In this Torah portion, Joseph continues his cat-and-mouse game with his puzzled brothers, who cannot connect this austere, distant, kohl-eyed stranger with their frightened, seventeen-year-old stripling brother whom they sold into slavery so many years ago. He accuses them of spying, theft, and other capital crimes against the Imperial Kingdom of Egypt; he warns them that Benjamin, their aged father Israel’s favorite, must remain with him as an eternal hostage, for the crime of stealing his “divining cup.”
The brothers are abashed, shocked, and confused by this string of charges; they are simple country folk, and out of their depth before this wily, sharp-tongued bureaucrat. Their heads are spinning, but they desperately recall their promise to their aged father: no harm must come to his favorite, to Benjamin. Joseph finishes his harangue, folds his arms, and waits for the brothers’ reply. A deadly silence falls.
Into the breach steps Judah—it is clear that we are seeing a foreshadowing of that tribe’s leadership position in the future, and why we are, today, called “Jews” (originally “Judeans”), and not “Benjaminites” or “Josephites.” His speech is fifteen verses in length, and it is both simple and eloquent, reminding the Pharaoh’s viceroy why, if he imprisons their baby brother, Father Jacob will die of a broken heart, having lost both of his favorites, Joseph and Benjamin.
These words penetrate Joseph’s heart of stone, and break the psychological barrier he has erected between himself and his family; he can no longer maintain his cool, polished, cosmopolitan façade. In a choked voice, he orders his guards to clear the room of all Egyptians save himself, and, switching to Hebrew, he confesses to his shocked brothers, “I am Joseph; does my father yet live?”

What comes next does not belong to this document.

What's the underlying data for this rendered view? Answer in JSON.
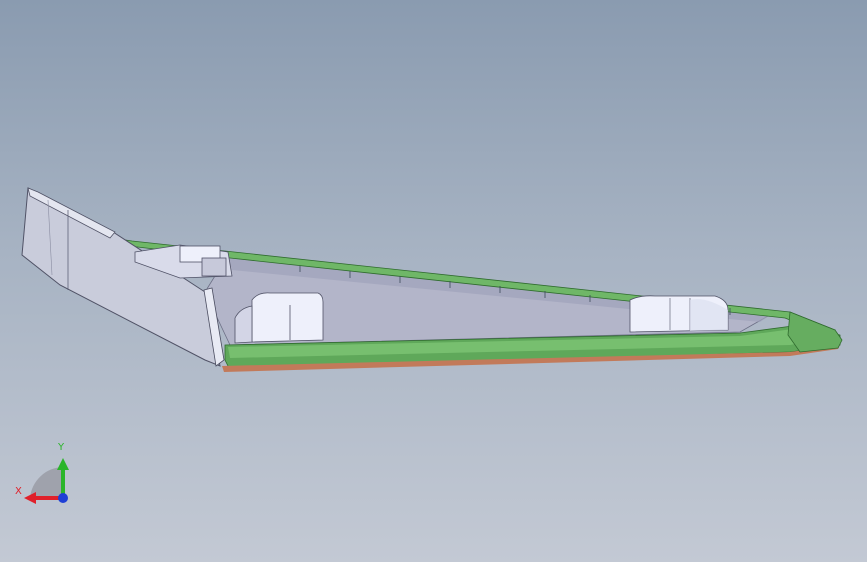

Of which “father” is Joseph speaking? Hasn’t Israel, his beloved parent, been the subject of the entire discussion up to this point? I believe that this, his first, self-revealingly honest query to his brothers, his first confession on their mutual road to reconciliation, points to something deeper than the physical father to whom they all owe their beginnings. No: we are speaking here of Israel’s ideals—the life-lessons which the young Jacob learned during his experiences with Esav, with Lavan; his years of infertility-struggle with Rachel; his finally learning to love Leah, who rose above her demeaned status to become a proud mother of tribes; and not to forget Bilhah and Zilpah, whose voices also yearned to rise beyond their scorned concubine-status. All the brothers who, symbolically, become our own fathers, are eternally bequeathing to us our destiny, in this confusing, competitive, modern world of economics and politics, where we struggle daily to find our place.
Where, indeed, do we Jews belong, in a world which continues to need our fabled morality, our ideals, our refusal to follow a crowd to do evil? It will never be an easy world in which to be a Jew, not if being a Jew means to cry out, “What you are doing is wrong, and I must help you to change”—be it social conditions, poverty, ignorance, or the Abyss which threatens to cut off human beings from understanding that we are all, all of us!—made in the Image of God.